New book reveals information about the Mayan underworld between Tulum and Cancun
Although the total extension of the aquifer of the Yucatan Peninsula is still unknown, it can be affirmed that between Tulum and Cancun there are, at least, more than 2,000 kilometers of an extensive network of flooded caves, cenotes and cavernous passages. Tunnels of time and natural water deposits extend throughout this region, according to Guillermo de Anda Alaniz, director of the Gran Acuífero Maya (GAM) project.
In this labyrinth, he adds, archaeologists, biologists, technologists and other experts investigate the life of the ancestral Maya and that of the people of the present, the symbolism of the submerged contexts, the biodiversity and other aspects, which are made known in the book Explorations of the Underground World. An approach to the great Maya aquifer.
Co-published by the Aspen Institute Mexico and the National Autonomous University of Mexico (UNAM), the work synthesizes the most recent findings and approaches of the research project.
De Anda Alaniz explains that the text includes the participation of renowned academics and scientists who investigate the Maya area, whose essays are written in a language suitable for the general public and specialized readers.
The book has an introduction written by the permanent representative of Mexico to the United Nations, Juan Ramón de la Fuente Ramírez; a prologue by the executive director of the Aspen Institute Mexico, Enrique Berruga Filloy, and a presentation by archaeologist Pedro Francisco Sánchez Nava (1951-2022), who was national coordinator of Archaeology at INAH.
Beyond the myth
According to Guillermo de Anda Alaniz, each of the nine chapters that make up the book stands out for its innovative character, either because it presents the results of recent findings or questions previous notions of Maya studies.
An example are the chapters “Reconsiderations of the sexual connotation of caves: the political implications of the sexual motif,” written by University of California scholar James Brady, and “Have we learned nothing since Seler? A critical rethinking of the meaning of the bat in Classic Maya iconography”, also authored by Brady together with epigrapher Jeremy Coltman, from the same university.
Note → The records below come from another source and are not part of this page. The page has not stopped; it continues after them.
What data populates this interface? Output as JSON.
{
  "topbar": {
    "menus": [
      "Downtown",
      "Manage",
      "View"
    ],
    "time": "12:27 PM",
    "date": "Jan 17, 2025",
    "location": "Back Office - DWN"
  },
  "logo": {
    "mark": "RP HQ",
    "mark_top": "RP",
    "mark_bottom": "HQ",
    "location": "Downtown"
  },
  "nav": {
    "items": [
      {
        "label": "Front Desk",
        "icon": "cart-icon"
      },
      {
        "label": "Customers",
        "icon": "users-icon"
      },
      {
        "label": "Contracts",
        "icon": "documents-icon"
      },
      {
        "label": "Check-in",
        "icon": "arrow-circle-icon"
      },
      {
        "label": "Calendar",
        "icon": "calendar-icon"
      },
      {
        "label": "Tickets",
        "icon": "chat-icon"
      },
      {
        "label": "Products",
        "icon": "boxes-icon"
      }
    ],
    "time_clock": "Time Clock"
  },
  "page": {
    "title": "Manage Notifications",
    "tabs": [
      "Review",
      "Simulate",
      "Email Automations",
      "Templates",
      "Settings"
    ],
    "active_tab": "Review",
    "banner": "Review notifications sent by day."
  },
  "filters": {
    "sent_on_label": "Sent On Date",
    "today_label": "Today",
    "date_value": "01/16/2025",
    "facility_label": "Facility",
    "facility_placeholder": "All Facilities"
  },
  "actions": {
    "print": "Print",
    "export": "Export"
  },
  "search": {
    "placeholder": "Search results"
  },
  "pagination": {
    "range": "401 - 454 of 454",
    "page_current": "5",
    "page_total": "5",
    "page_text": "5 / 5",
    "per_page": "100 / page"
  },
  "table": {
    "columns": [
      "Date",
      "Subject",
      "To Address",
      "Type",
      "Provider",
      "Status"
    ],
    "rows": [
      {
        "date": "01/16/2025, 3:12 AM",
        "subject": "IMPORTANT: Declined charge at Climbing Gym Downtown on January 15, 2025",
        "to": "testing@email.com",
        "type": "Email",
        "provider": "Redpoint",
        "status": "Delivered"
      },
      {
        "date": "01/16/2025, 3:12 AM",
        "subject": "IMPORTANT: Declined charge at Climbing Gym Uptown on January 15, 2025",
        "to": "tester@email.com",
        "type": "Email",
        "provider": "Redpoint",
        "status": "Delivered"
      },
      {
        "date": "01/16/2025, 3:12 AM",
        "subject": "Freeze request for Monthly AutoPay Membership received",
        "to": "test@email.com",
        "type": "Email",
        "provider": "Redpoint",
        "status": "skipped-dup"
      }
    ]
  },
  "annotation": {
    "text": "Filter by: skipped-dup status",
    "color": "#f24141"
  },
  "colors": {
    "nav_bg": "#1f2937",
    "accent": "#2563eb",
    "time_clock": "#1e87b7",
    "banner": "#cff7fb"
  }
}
A chapter is dedicated to the new hypotheses related to Cenote Holtún, located in the Archaeological Zone of Chichén Itzá, which, according to specialists’ proposals, would have functioned in pre-Hispanic times as an astronomical-solar observatory.
In turn, Arturo Bayona Miramontes, biologist in charge of Environmental Studies of the GAM project, discusses the importance of stromatolites; organisms that date back to the beginning of life on the planet and which, in Quintana Roo, are preserved in various aquifers, which is why it is proposed that the entity be recognized as a sanctuary for these beings.
Other chapters, written by National Geographic Society explorer Corey Jaskolski, Universidad del Tepeyac scholar Arturo Montero García, UNAM researchers René Chávez Segura and Roberto Romero Sandoval, De Anda Alaniz and other authors, detail the links between technology and archaeology, through which advances in aquifer exploration and scientific understanding of the Yucatán Peninsula are made.
Explorations of the subterranean world. An approach to the great Maya aquifer will be presented on January 31, 2023, at 7:00 pm, at the Alcazar of the National Museum of History, Chapultepec Castle, in Mexico City.